As published by BBC, many students’ petitions for the UK government regarding current university fees have been constantly rejected. One example is that of Sophie Quinn from University of Liverpool, whose collected 330,000 signatures were swiftly ignored by the House of Commons Petitions Committee.
Quinn complained that students felt ‘angry and let down’ after their teaching was moved online. She also referenced the large amount of UCU strikes that universities have also been a part of this year which, as well as the Covid-19 outbreak, has severely reduced the quality of teaching and the university experience altogether.
Particular qualms that were brought forward in the petition were:

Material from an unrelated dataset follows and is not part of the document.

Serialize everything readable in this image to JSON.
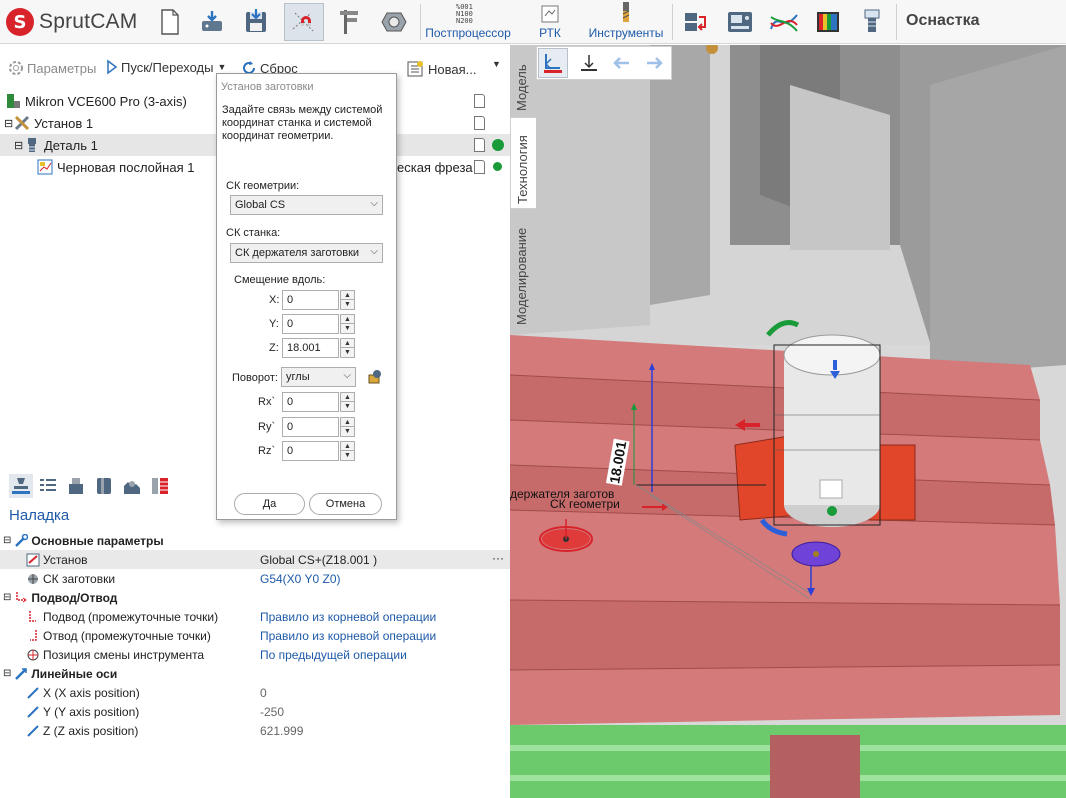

- the variable quality of lessons taught online
- no access to campus facilities
- lack of contact with staff
- paying rent on accommodation they were not using
Quinn also added that, ‘as students we feel we have been completely ignored,’ after her plea for a full of partial reimbursement was rejected. It was added in the proposal that it is not clear how students’ fees were being spent, considering most university services have been postponed.
In response, the President of Universities UK, Julia Buckingham, said that universities were under ‘severe financial pressure,’ and reimbursing students could ‘put some institutions at risk.’
Buckingham added that if students were interested in reimbursements they should go through their university’s complaints procedure. However, Quinn retaliated saying that this is an ineffective use of the university’s resources, and that undergoing the grievance claim for each student separately would cost more than it is worth.
This all comes after Universities Minister, Michelle Donelan, said that there is no real complaint as long as the quality of teaching is still present. However, with the lack of regulations over online learning, many students are receiving a lack of communication and quality learning.